After that, some Chinese writing will surface on occasion, but you can ignore it. There’s a Chinese app store and the Fcitx tool for entering Chinese text, but that’s about it. Both can be removed without causing any damage. The Chinese app market features an Android app category, but this does not work on the foreign edition because no Android runtime is given. The international edition also includes regular LibreOffice instead of the proprietary-freeware WPS Office available in the Chinese distribution of Ubuntu Kylin 22.04.
Kylin and UKUI are favorites of ours. It’s sleek and colorful, with an animated boot screen and a little more bling than typical Western desktop computers. The Chinese government’s 3-5-2 effort to remove foreign technology, including Windows and macOS, is set to end this year. There are just two well-known desktop Chinese distributions in the West. Linux Deepin and its domestic parent distribution UOS are part of one family. The other is the Kylin family, which is based on Ubuntu, as we reported last year. China has an estimated 350 million PCs, and the government’s goal was to totally replace Windows with Kylin or UOS.

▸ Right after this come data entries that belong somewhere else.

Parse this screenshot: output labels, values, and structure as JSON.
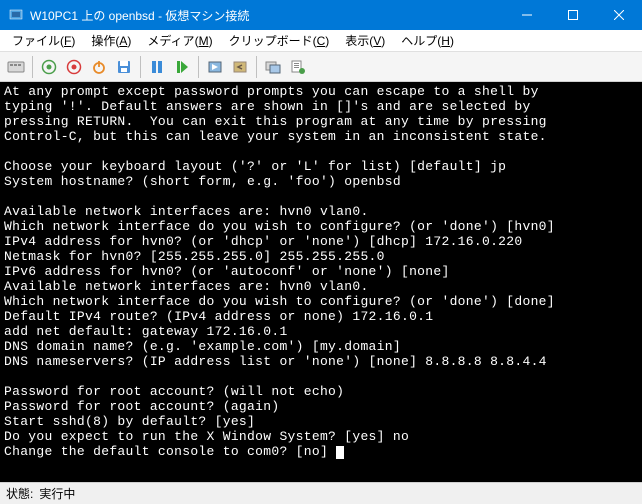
{
  "titlebar": {
    "text": "W10PC1 上の openbsd - 仮想マシン接続"
  },
  "menubar": {
    "items": [
      {
        "label": "ファイル",
        "key": "F"
      },
      {
        "label": "操作",
        "key": "A"
      },
      {
        "label": "メディア",
        "key": "M"
      },
      {
        "label": "クリップボード",
        "key": "C"
      },
      {
        "label": "表示",
        "key": "V"
      },
      {
        "label": "ヘルプ",
        "key": "H"
      }
    ]
  },
  "console_lines": [
    "At any prompt except password prompts you can escape to a shell by",
    "typing '!'. Default answers are shown in []'s and are selected by",
    "pressing RETURN.  You can exit this program at any time by pressing",
    "Control-C, but this can leave your system in an inconsistent state.",
    "",
    "Choose your keyboard layout ('?' or 'L' for list) [default] jp",
    "System hostname? (short form, e.g. 'foo') openbsd",
    "",
    "Available network interfaces are: hvn0 vlan0.",
    "Which network interface do you wish to configure? (or 'done') [hvn0]",
    "IPv4 address for hvn0? (or 'dhcp' or 'none') [dhcp] 172.16.0.220",
    "Netmask for hvn0? [255.255.255.0] 255.255.255.0",
    "IPv6 address for hvn0? (or 'autoconf' or 'none') [none]",
    "Available network interfaces are: hvn0 vlan0.",
    "Which network interface do you wish to configure? (or 'done') [done]",
    "Default IPv4 route? (IPv4 address or none) 172.16.0.1",
    "add net default: gateway 172.16.0.1",
    "DNS domain name? (e.g. 'example.com') [my.domain]",
    "DNS nameservers? (IP address list or 'none') [none] 8.8.8.8 8.8.4.4",
    "",
    "Password for root account? (will not echo)",
    "Password for root account? (again)",
    "Start sshd(8) by default? [yes]",
    "Do you expect to run the X Window System? [yes] no",
    "Change the default console to com0? [no] "
  ],
  "statusbar": {
    "label": "状態:",
    "value": "実行中"
  }
}
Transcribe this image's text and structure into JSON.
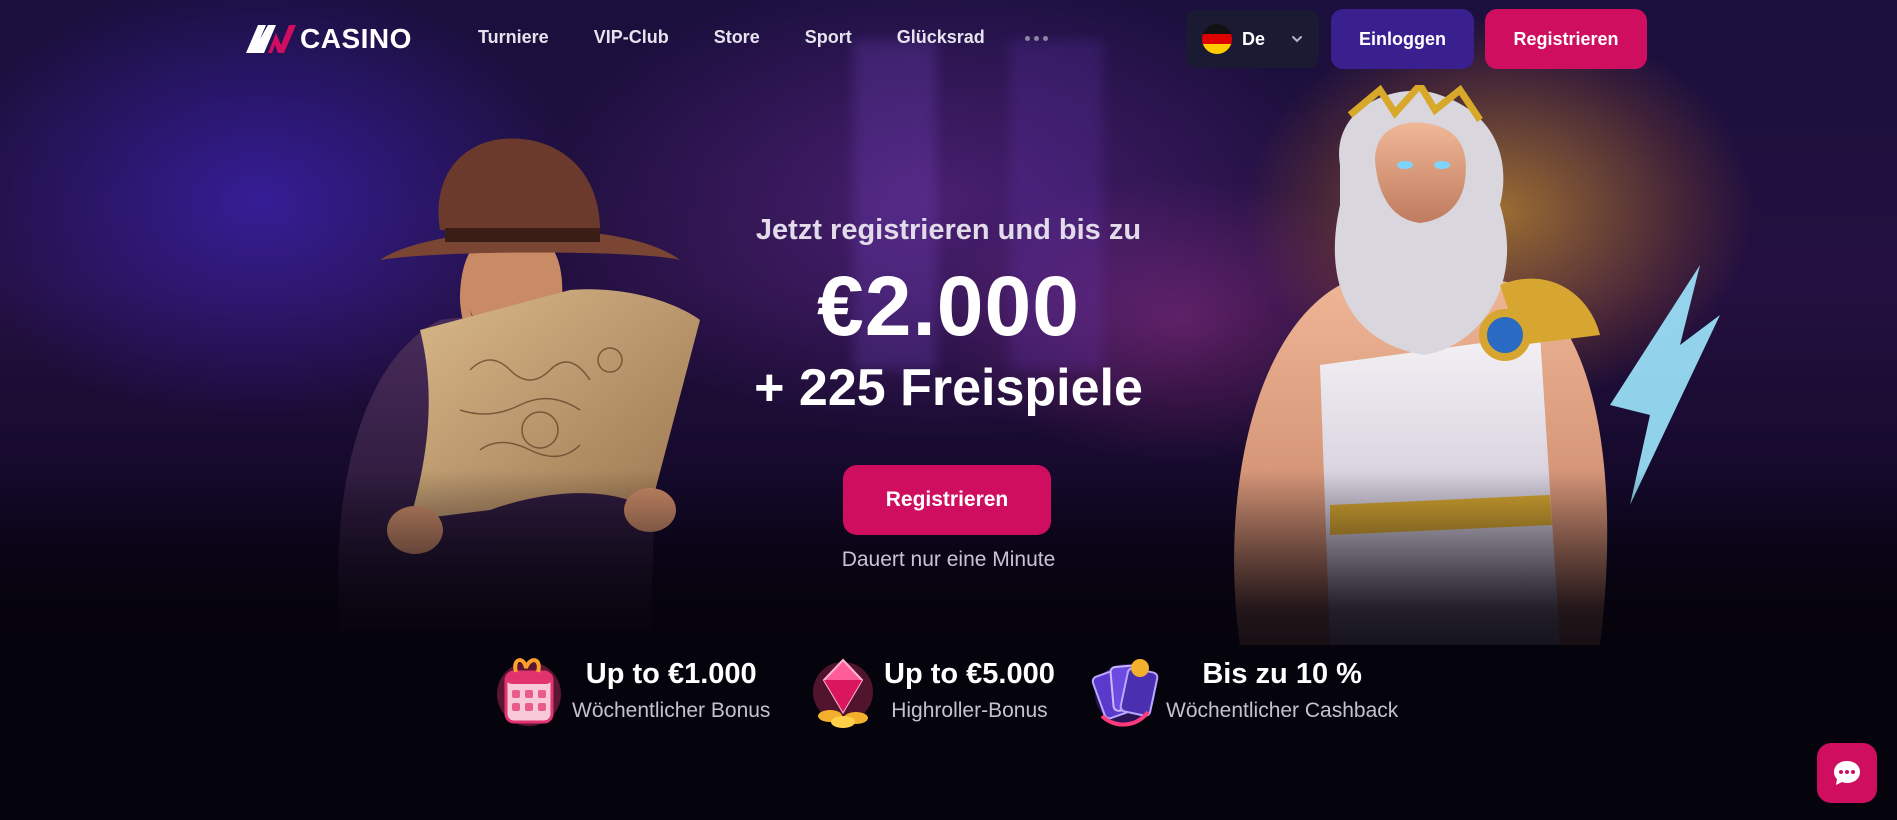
{
  "brand": {
    "logo_text": "CASINO"
  },
  "nav": {
    "links": [
      "Turniere",
      "VIP-Club",
      "Store",
      "Sport",
      "Glücksrad"
    ],
    "more_icon": "ellipsis-icon"
  },
  "language": {
    "label": "De",
    "flag_icon": "germany-flag-icon"
  },
  "header_buttons": {
    "login": "Einloggen",
    "register": "Registrieren"
  },
  "hero": {
    "pre_title": "Jetzt registrieren und bis zu",
    "amount": "€2.000",
    "spins": "+ 225 Freispiele",
    "cta": "Registrieren",
    "subtext": "Dauert nur eine Minute"
  },
  "features": [
    {
      "icon": "calendar-gift-icon",
      "title": "Up to €1.000",
      "subtitle": "Wöchentlicher Bonus"
    },
    {
      "icon": "gem-coins-icon",
      "title": "Up to €5.000",
      "subtitle": "Highroller-Bonus"
    },
    {
      "icon": "cards-cashback-icon",
      "title": "Bis zu 10 %",
      "subtitle": "Wöchentlicher Cashback"
    }
  ],
  "colors": {
    "primary": "#cf0e5f",
    "login_button": "#3a1f8e",
    "language_bg": "#1a1b33",
    "background": "#05030c"
  },
  "chat": {
    "icon": "chat-bubble-icon"
  }
}
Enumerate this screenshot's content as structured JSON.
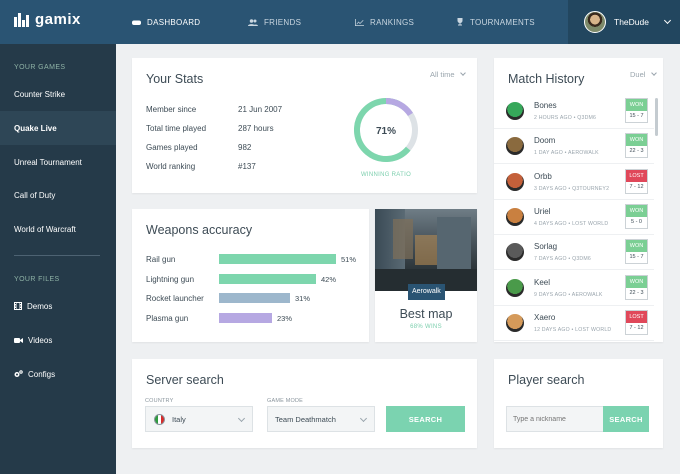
{
  "brand": "gamix",
  "nav": [
    {
      "label": "DASHBOARD",
      "icon": "gamepad-icon"
    },
    {
      "label": "FRIENDS",
      "icon": "users-icon"
    },
    {
      "label": "RANKINGS",
      "icon": "chart-icon"
    },
    {
      "label": "TOURNAMENTS",
      "icon": "trophy-icon"
    }
  ],
  "user": {
    "name": "TheDude"
  },
  "sidebar": {
    "games_heading": "YOUR GAMES",
    "games": [
      "Counter Strike",
      "Quake Live",
      "Unreal Tournament",
      "Call of Duty",
      "World of Warcraft"
    ],
    "active_game": "Quake Live",
    "files_heading": "YOUR FILES",
    "files": [
      {
        "label": "Demos",
        "icon": "film-icon"
      },
      {
        "label": "Videos",
        "icon": "video-camera-icon"
      },
      {
        "label": "Configs",
        "icon": "cogs-icon"
      }
    ]
  },
  "stats": {
    "title": "Your Stats",
    "filter": "All time",
    "rows": [
      {
        "label": "Member since",
        "value": "21 Jun 2007"
      },
      {
        "label": "Total time played",
        "value": "287 hours"
      },
      {
        "label": "Games played",
        "value": "982"
      },
      {
        "label": "World ranking",
        "value": "#137"
      }
    ],
    "ratio": {
      "value": 0.71,
      "text": "71%",
      "label": "WINNING RATIO"
    }
  },
  "weapons": {
    "title": "Weapons accuracy",
    "items": [
      {
        "name": "Rail gun",
        "pct": 51,
        "text": "51%",
        "color": "#7dd6ad"
      },
      {
        "name": "Lightning gun",
        "pct": 42,
        "text": "42%",
        "color": "#7dd6ad"
      },
      {
        "name": "Rocket launcher",
        "pct": 31,
        "text": "31%",
        "color": "#9db7cc"
      },
      {
        "name": "Plasma gun",
        "pct": 23,
        "text": "23%",
        "color": "#b6a8e2"
      }
    ]
  },
  "bestmap": {
    "map": "Aerowalk",
    "title": "Best map",
    "wins": "68% WINS"
  },
  "history": {
    "title": "Match History",
    "filter": "Duel",
    "matches": [
      {
        "name": "Bones",
        "time": "2 HOURS AGO",
        "map": "Q3DM6",
        "result": "WON",
        "score": "15 - 7",
        "color": "#36a85a"
      },
      {
        "name": "Doom",
        "time": "1 DAY AGO",
        "map": "AEROWALK",
        "result": "WON",
        "score": "22 - 3",
        "color": "#8a6a3e"
      },
      {
        "name": "Orbb",
        "time": "3 DAYS AGO",
        "map": "Q3TOURNEY2",
        "result": "LOST",
        "score": "7 - 12",
        "color": "#c4603a"
      },
      {
        "name": "Uriel",
        "time": "4 DAYS AGO",
        "map": "LOST WORLD",
        "result": "WON",
        "score": "5 - 0",
        "color": "#c98040"
      },
      {
        "name": "Sorlag",
        "time": "7 DAYS AGO",
        "map": "Q3DM6",
        "result": "WON",
        "score": "15 - 7",
        "color": "#5a5a5a"
      },
      {
        "name": "Keel",
        "time": "9 DAYS AGO",
        "map": "AEROWALK",
        "result": "WON",
        "score": "22 - 3",
        "color": "#4a9a4a"
      },
      {
        "name": "Xaero",
        "time": "12 DAYS AGO",
        "map": "LOST WORLD",
        "result": "LOST",
        "score": "7 - 12",
        "color": "#d59a5a"
      }
    ],
    "won_color": "#7bcf94",
    "lost_color": "#e0485a"
  },
  "server": {
    "title": "Server search",
    "country_label": "COUNTRY",
    "country": "Italy",
    "mode_label": "GAME MODE",
    "mode": "Team Deathmatch",
    "button": "SEARCH"
  },
  "player": {
    "title": "Player search",
    "placeholder": "Type a nickname",
    "button": "SEARCH"
  }
}
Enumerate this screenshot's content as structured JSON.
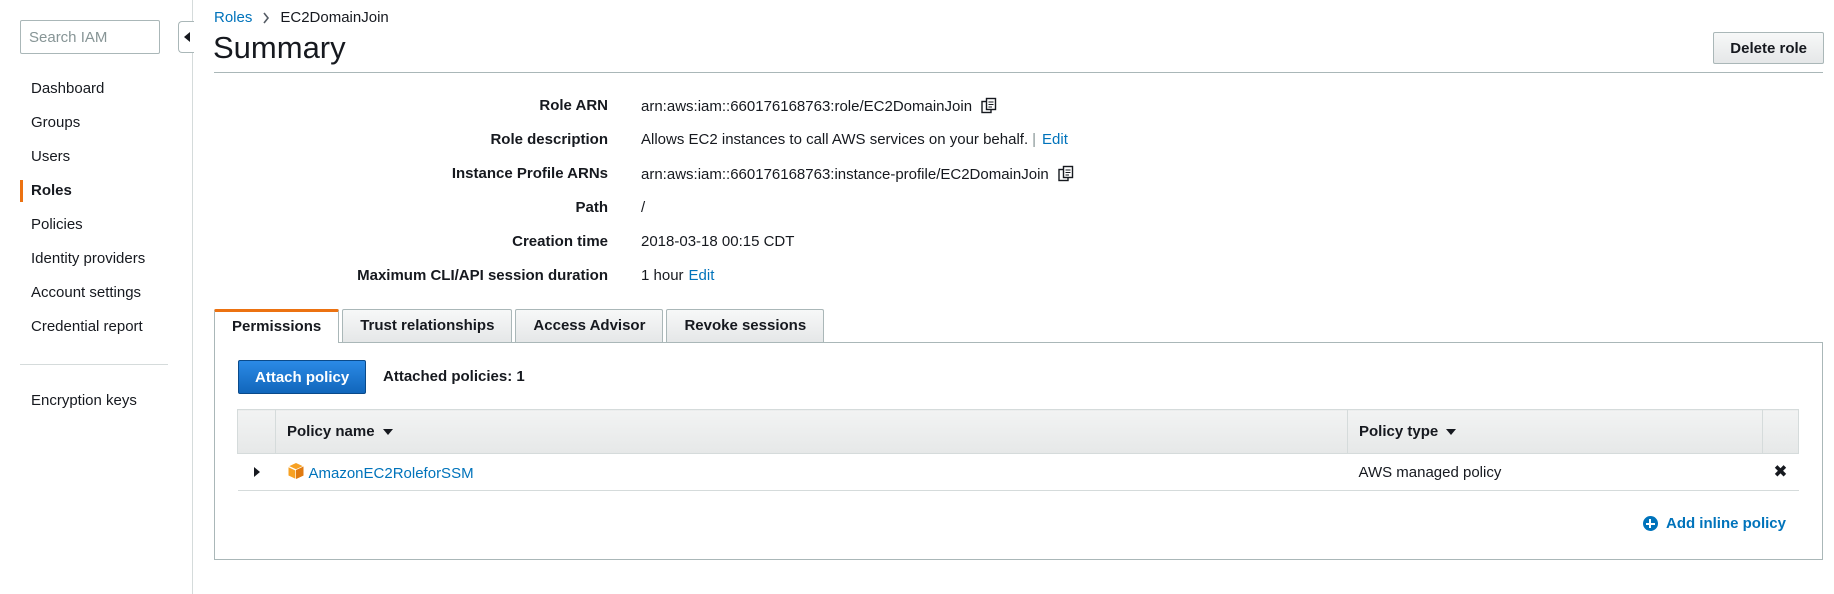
{
  "sidebar": {
    "search_placeholder": "Search IAM",
    "items": [
      {
        "label": "Dashboard"
      },
      {
        "label": "Groups"
      },
      {
        "label": "Users"
      },
      {
        "label": "Roles",
        "active": true
      },
      {
        "label": "Policies"
      },
      {
        "label": "Identity providers"
      },
      {
        "label": "Account settings"
      },
      {
        "label": "Credential report"
      }
    ],
    "bottom_items": [
      {
        "label": "Encryption keys"
      }
    ]
  },
  "breadcrumb": {
    "parent": "Roles",
    "current": "EC2DomainJoin"
  },
  "header": {
    "title": "Summary",
    "delete_label": "Delete role"
  },
  "summary": {
    "role_arn": {
      "label": "Role ARN",
      "value": "arn:aws:iam::660176168763:role/EC2DomainJoin"
    },
    "role_description": {
      "label": "Role description",
      "value": "Allows EC2 instances to call AWS services on your behalf.",
      "separator": "|",
      "edit": "Edit"
    },
    "instance_profile_arns": {
      "label": "Instance Profile ARNs",
      "value": "arn:aws:iam::660176168763:instance-profile/EC2DomainJoin"
    },
    "path": {
      "label": "Path",
      "value": "/"
    },
    "creation_time": {
      "label": "Creation time",
      "value": "2018-03-18 00:15 CDT"
    },
    "max_session": {
      "label": "Maximum CLI/API session duration",
      "value": "1 hour",
      "edit": "Edit"
    }
  },
  "tabs": [
    {
      "label": "Permissions",
      "active": true
    },
    {
      "label": "Trust relationships"
    },
    {
      "label": "Access Advisor"
    },
    {
      "label": "Revoke sessions"
    }
  ],
  "permissions": {
    "attach_label": "Attach policy",
    "attached_count": "Attached policies: 1",
    "columns": {
      "name": "Policy name",
      "type": "Policy type"
    },
    "rows": [
      {
        "name": "AmazonEC2RoleforSSM",
        "type": "AWS managed policy"
      }
    ],
    "add_inline_label": "Add inline policy"
  },
  "colors": {
    "accent": "#ec7211",
    "link": "#0073bb",
    "primary_button": "#1166bb"
  },
  "icons": {
    "copy": "copy-icon",
    "policy": "cube-icon",
    "remove": "close-icon",
    "add": "plus-circle-icon"
  }
}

As a result, UKUI, along with the superficially identical Deepin Desktop Environment, may be one of the world’s most extensively used Linux desktops.
Even after the COVID outbreak, Chromebook suppliers were still selling six million machines every quarter last year, with over 100 million shipped in the previous four years or so. Deepin and Kylin are more likely to be used than ChromeOS.
In the Western world, however, Ubuntu Cinnamon is a more secure option than Ubuntu Kylin. If you have a HiDPI screen, the current version’s now-functional fractional scaling functionality puts it ahead of Xubuntu, Lubuntu, and Ubuntu Kylin – and, in our humble opinion, Ubuntu Cinnamon looks better than Kubuntu.